▶ **DESCRIPTION OF THE TASK**:
Return a copy of every line in the records that includes the word "权限设置".

--- MATERIAL SHOWN ---

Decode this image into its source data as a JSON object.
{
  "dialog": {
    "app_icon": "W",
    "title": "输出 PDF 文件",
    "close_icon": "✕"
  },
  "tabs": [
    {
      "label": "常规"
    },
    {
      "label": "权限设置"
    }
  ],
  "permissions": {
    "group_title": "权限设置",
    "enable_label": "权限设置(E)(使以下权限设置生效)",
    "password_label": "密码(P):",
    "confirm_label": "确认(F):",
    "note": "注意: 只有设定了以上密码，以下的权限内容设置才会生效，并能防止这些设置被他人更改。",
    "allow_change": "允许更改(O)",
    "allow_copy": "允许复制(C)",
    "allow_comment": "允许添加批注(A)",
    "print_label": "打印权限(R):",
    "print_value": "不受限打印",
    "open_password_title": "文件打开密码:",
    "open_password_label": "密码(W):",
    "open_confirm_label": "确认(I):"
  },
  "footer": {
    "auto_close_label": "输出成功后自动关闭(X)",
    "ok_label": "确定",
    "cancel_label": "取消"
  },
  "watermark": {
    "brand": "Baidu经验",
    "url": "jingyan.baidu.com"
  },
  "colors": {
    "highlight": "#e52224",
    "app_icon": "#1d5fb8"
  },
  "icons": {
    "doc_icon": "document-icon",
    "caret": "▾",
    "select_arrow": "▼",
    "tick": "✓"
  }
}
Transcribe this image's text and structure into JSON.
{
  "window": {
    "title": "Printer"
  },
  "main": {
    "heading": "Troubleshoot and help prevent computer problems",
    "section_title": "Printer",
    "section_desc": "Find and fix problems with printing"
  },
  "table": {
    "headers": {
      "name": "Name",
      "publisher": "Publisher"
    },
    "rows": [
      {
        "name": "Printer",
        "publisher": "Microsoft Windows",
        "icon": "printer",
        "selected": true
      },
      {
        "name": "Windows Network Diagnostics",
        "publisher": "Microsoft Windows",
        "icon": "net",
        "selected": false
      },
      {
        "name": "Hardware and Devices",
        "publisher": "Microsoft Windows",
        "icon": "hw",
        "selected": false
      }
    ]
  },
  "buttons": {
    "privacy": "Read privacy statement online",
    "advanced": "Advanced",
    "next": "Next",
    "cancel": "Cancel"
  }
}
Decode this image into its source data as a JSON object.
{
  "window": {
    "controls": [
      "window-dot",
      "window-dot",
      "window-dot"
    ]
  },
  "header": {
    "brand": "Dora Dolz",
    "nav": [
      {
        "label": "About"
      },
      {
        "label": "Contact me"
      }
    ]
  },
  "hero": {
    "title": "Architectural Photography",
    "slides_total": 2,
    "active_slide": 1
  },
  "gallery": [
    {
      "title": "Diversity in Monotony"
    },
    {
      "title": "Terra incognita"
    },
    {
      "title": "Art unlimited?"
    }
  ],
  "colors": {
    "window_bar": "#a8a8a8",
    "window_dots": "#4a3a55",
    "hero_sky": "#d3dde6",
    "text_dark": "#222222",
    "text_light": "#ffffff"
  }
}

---

▶ **WRITTEN SOLUTION**:
      "label": "权限设置"
    "group_title": "权限设置",
    "enable_label": "权限设置(E)(使以下权限设置生效)",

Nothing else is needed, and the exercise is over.